There are many great resources that go in-depth on the specifics of eNPS and how scores are calculated. We’re not experts in eNPS, but we do know how to gather and take action on feedback. This article will explain why at ZayZoon, we consider eNPS an important exercise for understanding company health and achieving improvement. 

 

So 1-10, pretty simple, right? 

It’s actually not as straightforward as you might think. 

Firstly, “promoters” are considered 9’s and 10’s while “detractors” are 0-6. Passives, who score a 7 or 8 are actually left out of the calculation of eNPS. 

Your eNPS is calculated by taking your % of promoters and subtracting your % of detractors. This means you could end up with a net promoter score anywhere from -100 to +100.

So for example, say your company has 46 employees, and your most recent eNPS survey shows 36 promoters, 7 passives, and 3 detractors.

‍Ignoring passives leaves you with 36 promoters (78%) and 3 detractors (6%). As 78% less 6% equals 72%, the eNPS result would be 72.

 

Thanks for the example, but Is 72 actually good?
72 is GREAT. Excellent really. In fact, companies like Nike, according to Customer Guru, regularly score 0 or less. 

How does ZayZoon do eNPS?

There are lots of fancy tools out there to help with eNPS but at ZayZoon, we keep it simple. 

One key to getting the most out of Net Promoter Scores is consistency. Tracking your company trends over time is what’s going to tell you how the actions you’re taking are impacting employee satisfaction.
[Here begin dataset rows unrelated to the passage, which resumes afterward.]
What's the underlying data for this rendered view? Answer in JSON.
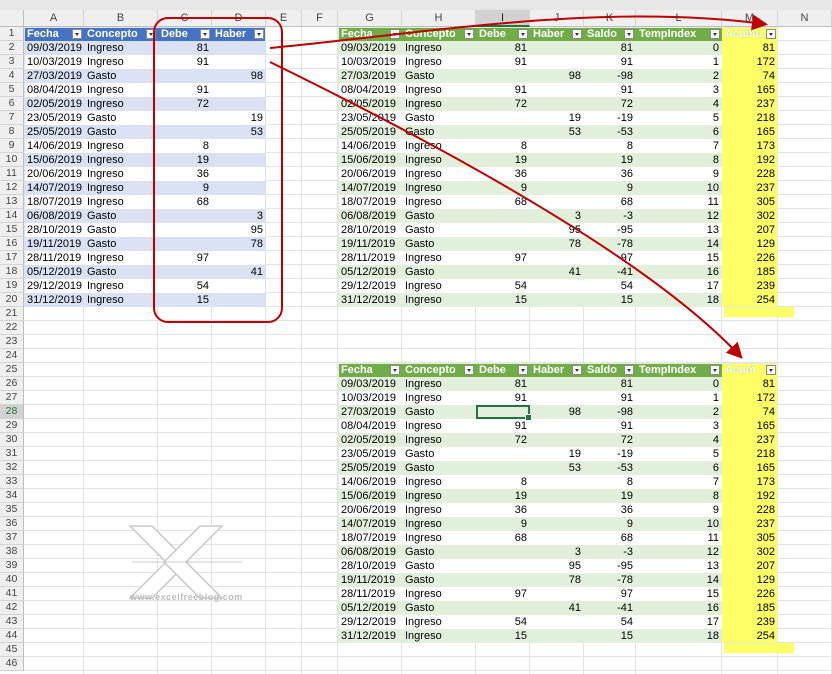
{
  "columns": [
    "A",
    "B",
    "C",
    "D",
    "E",
    "F",
    "G",
    "H",
    "I",
    "J",
    "K",
    "L",
    "M",
    "N"
  ],
  "selected_column": "I",
  "selected_row": 28,
  "rows": [
    1,
    2,
    3,
    4,
    5,
    6,
    7,
    8,
    9,
    10,
    11,
    12,
    13,
    14,
    15,
    16,
    17,
    18,
    19,
    20,
    21,
    22,
    23,
    24,
    25,
    26,
    27,
    28,
    29,
    30,
    31,
    32,
    33,
    34,
    35,
    36,
    37,
    38,
    39,
    40,
    41,
    42,
    43,
    44,
    45,
    46
  ],
  "source_table": {
    "headers": [
      "Fecha",
      "Concepto",
      "Debe",
      "Haber"
    ],
    "rows": [
      [
        "09/03/2019",
        "Ingreso",
        "81",
        ""
      ],
      [
        "10/03/2019",
        "Ingreso",
        "91",
        ""
      ],
      [
        "27/03/2019",
        "Gasto",
        "",
        "98"
      ],
      [
        "08/04/2019",
        "Ingreso",
        "91",
        ""
      ],
      [
        "02/05/2019",
        "Ingreso",
        "72",
        ""
      ],
      [
        "23/05/2019",
        "Gasto",
        "",
        "19"
      ],
      [
        "25/05/2019",
        "Gasto",
        "",
        "53"
      ],
      [
        "14/06/2019",
        "Ingreso",
        "8",
        ""
      ],
      [
        "15/06/2019",
        "Ingreso",
        "19",
        ""
      ],
      [
        "20/06/2019",
        "Ingreso",
        "36",
        ""
      ],
      [
        "14/07/2019",
        "Ingreso",
        "9",
        ""
      ],
      [
        "18/07/2019",
        "Ingreso",
        "68",
        ""
      ],
      [
        "06/08/2019",
        "Gasto",
        "",
        "3"
      ],
      [
        "28/10/2019",
        "Gasto",
        "",
        "95"
      ],
      [
        "19/11/2019",
        "Gasto",
        "",
        "78"
      ],
      [
        "28/11/2019",
        "Ingreso",
        "97",
        ""
      ],
      [
        "05/12/2019",
        "Gasto",
        "",
        "41"
      ],
      [
        "29/12/2019",
        "Ingreso",
        "54",
        ""
      ],
      [
        "31/12/2019",
        "Ingreso",
        "15",
        ""
      ]
    ]
  },
  "result_table_1": {
    "headers": [
      "Fecha",
      "Concepto",
      "Debe",
      "Haber",
      "Saldo",
      "TempIndex",
      "Acumu"
    ],
    "rows": [
      [
        "09/03/2019",
        "Ingreso",
        "81",
        "",
        "81",
        "0",
        "81"
      ],
      [
        "10/03/2019",
        "Ingreso",
        "91",
        "",
        "91",
        "1",
        "172"
      ],
      [
        "27/03/2019",
        "Gasto",
        "",
        "98",
        "-98",
        "2",
        "74"
      ],
      [
        "08/04/2019",
        "Ingreso",
        "91",
        "",
        "91",
        "3",
        "165"
      ],
      [
        "02/05/2019",
        "Ingreso",
        "72",
        "",
        "72",
        "4",
        "237"
      ],
      [
        "23/05/2019",
        "Gasto",
        "",
        "19",
        "-19",
        "5",
        "218"
      ],
      [
        "25/05/2019",
        "Gasto",
        "",
        "53",
        "-53",
        "6",
        "165"
      ],
      [
        "14/06/2019",
        "Ingreso",
        "8",
        "",
        "8",
        "7",
        "173"
      ],
      [
        "15/06/2019",
        "Ingreso",
        "19",
        "",
        "19",
        "8",
        "192"
      ],
      [
        "20/06/2019",
        "Ingreso",
        "36",
        "",
        "36",
        "9",
        "228"
      ],
      [
        "14/07/2019",
        "Ingreso",
        "9",
        "",
        "9",
        "10",
        "237"
      ],
      [
        "18/07/2019",
        "Ingreso",
        "68",
        "",
        "68",
        "11",
        "305"
      ],
      [
        "06/08/2019",
        "Gasto",
        "",
        "3",
        "-3",
        "12",
        "302"
      ],
      [
        "28/10/2019",
        "Gasto",
        "",
        "95",
        "-95",
        "13",
        "207"
      ],
      [
        "19/11/2019",
        "Gasto",
        "",
        "78",
        "-78",
        "14",
        "129"
      ],
      [
        "28/11/2019",
        "Ingreso",
        "97",
        "",
        "97",
        "15",
        "226"
      ],
      [
        "05/12/2019",
        "Gasto",
        "",
        "41",
        "-41",
        "16",
        "185"
      ],
      [
        "29/12/2019",
        "Ingreso",
        "54",
        "",
        "54",
        "17",
        "239"
      ],
      [
        "31/12/2019",
        "Ingreso",
        "15",
        "",
        "15",
        "18",
        "254"
      ]
    ]
  },
  "result_table_2": {
    "headers": [
      "Fecha",
      "Concepto",
      "Debe",
      "Haber",
      "Saldo",
      "TempIndex",
      "Acum"
    ],
    "rows": [
      [
        "09/03/2019",
        "Ingreso",
        "81",
        "",
        "81",
        "0",
        "81"
      ],
      [
        "10/03/2019",
        "Ingreso",
        "91",
        "",
        "91",
        "1",
        "172"
      ],
      [
        "27/03/2019",
        "Gasto",
        "",
        "98",
        "-98",
        "2",
        "74"
      ],
      [
        "08/04/2019",
        "Ingreso",
        "91",
        "",
        "91",
        "3",
        "165"
      ],
      [
        "02/05/2019",
        "Ingreso",
        "72",
        "",
        "72",
        "4",
        "237"
      ],
      [
        "23/05/2019",
        "Gasto",
        "",
        "19",
        "-19",
        "5",
        "218"
      ],
      [
        "25/05/2019",
        "Gasto",
        "",
        "53",
        "-53",
        "6",
        "165"
      ],
      [
        "14/06/2019",
        "Ingreso",
        "8",
        "",
        "8",
        "7",
        "173"
      ],
      [
        "15/06/2019",
        "Ingreso",
        "19",
        "",
        "19",
        "8",
        "192"
      ],
      [
        "20/06/2019",
        "Ingreso",
        "36",
        "",
        "36",
        "9",
        "228"
      ],
      [
        "14/07/2019",
        "Ingreso",
        "9",
        "",
        "9",
        "10",
        "237"
      ],
      [
        "18/07/2019",
        "Ingreso",
        "68",
        "",
        "68",
        "11",
        "305"
      ],
      [
        "06/08/2019",
        "Gasto",
        "",
        "3",
        "-3",
        "12",
        "302"
      ],
      [
        "28/10/2019",
        "Gasto",
        "",
        "95",
        "-95",
        "13",
        "207"
      ],
      [
        "19/11/2019",
        "Gasto",
        "",
        "78",
        "-78",
        "14",
        "129"
      ],
      [
        "28/11/2019",
        "Ingreso",
        "97",
        "",
        "97",
        "15",
        "226"
      ],
      [
        "05/12/2019",
        "Gasto",
        "",
        "41",
        "-41",
        "16",
        "185"
      ],
      [
        "29/12/2019",
        "Ingreso",
        "54",
        "",
        "54",
        "17",
        "239"
      ],
      [
        "31/12/2019",
        "Ingreso",
        "15",
        "",
        "15",
        "18",
        "254"
      ]
    ]
  },
  "watermark": {
    "text": "www.excelfreeblog.com",
    "icon": "excel-x-logo"
  },
  "colors": {
    "source_header": "#4472c4",
    "source_band": "#d9e1f2",
    "result_header": "#70ad47",
    "result_band": "#e2efda",
    "highlight": "#ffff66",
    "annotation": "#c00000",
    "selection": "#217346"
  }
}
Having a set rhythm reveals clearer trends and allows your leadership team to be more proactive in their people management efforts, this can be a leading indicator of employee engagement.
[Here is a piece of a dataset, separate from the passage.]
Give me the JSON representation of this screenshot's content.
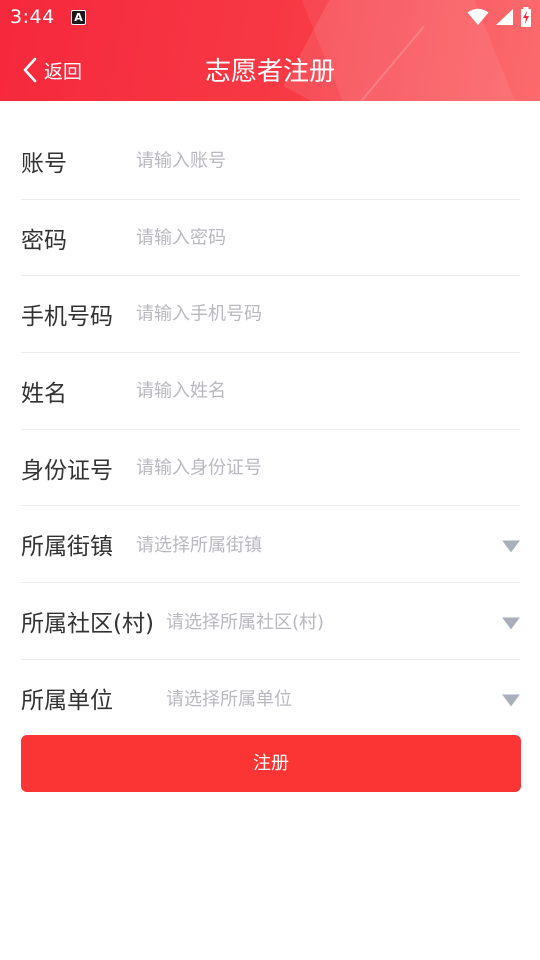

Leading up to our quarterly planning (read more about that here) we send out an anonymous, 2 question google survey to the team. 

 

Here’s what the email looks like:

And here’s what the survey looks like:

After a couple reminders to the team (it always takes a couple 😅), we close out the survey. 

Your score isn’t important. What you do with it is. 

Collecting feedback and failing to demonstrate that you are willing to take action on it is worse than not collecting the feedback in the first place. At ZayZoon, we believe transparency is best. After reviewing the results as a leadership team, we create a summary that can be shared team-wide which addresses how we scored, how the score is trending, what the team said they liked, and where the team indicated we could improve. What is especially important is addressing areas of improvement and telling the team what we are going to do about it. If we cannot, or will not take action on something (usually due to a business reason) we will be candid about why. You need to show your team that their feedback will go somewhere or at the least acknowledged or they will eventually stop giving it.

 

What’s an example of feedback we’ve actioned on at ZayZoon?

Our benefits plan had no mental health considerations. 

It’s easy to make “benefits” a check-the-box item. When you’re a smaller company, you might not have the expertise of what’s important and what isn’t. At ZayZoon, of course, we knew mental health was important, but through surveys done previously, we learned it was something only 1 of 30 wanted. We decided the plan we had was sufficient.

Problem is, we were unaware of how it had shifted with the pandemic. That 1 of 30 grew to 5-6 of 40, and the extent of the mental health issues also increased.

So what did we do? We increased our benefits to include a virtual counseling line, additional spending for counseling-related services and members of the team even stepped up to create a “wellness committee”, where they brought in speakers and specialists to talk on various topics.

We’re still not perfect in this area, but we improved and will continue to improve with further feedback.

 

Ready to go?

Remember, eNPS is just one part of the bigger toolset for team engagement and management. 

To read about other things you can do to improve the processes for team engagement, retention, and success, visit our culture series here.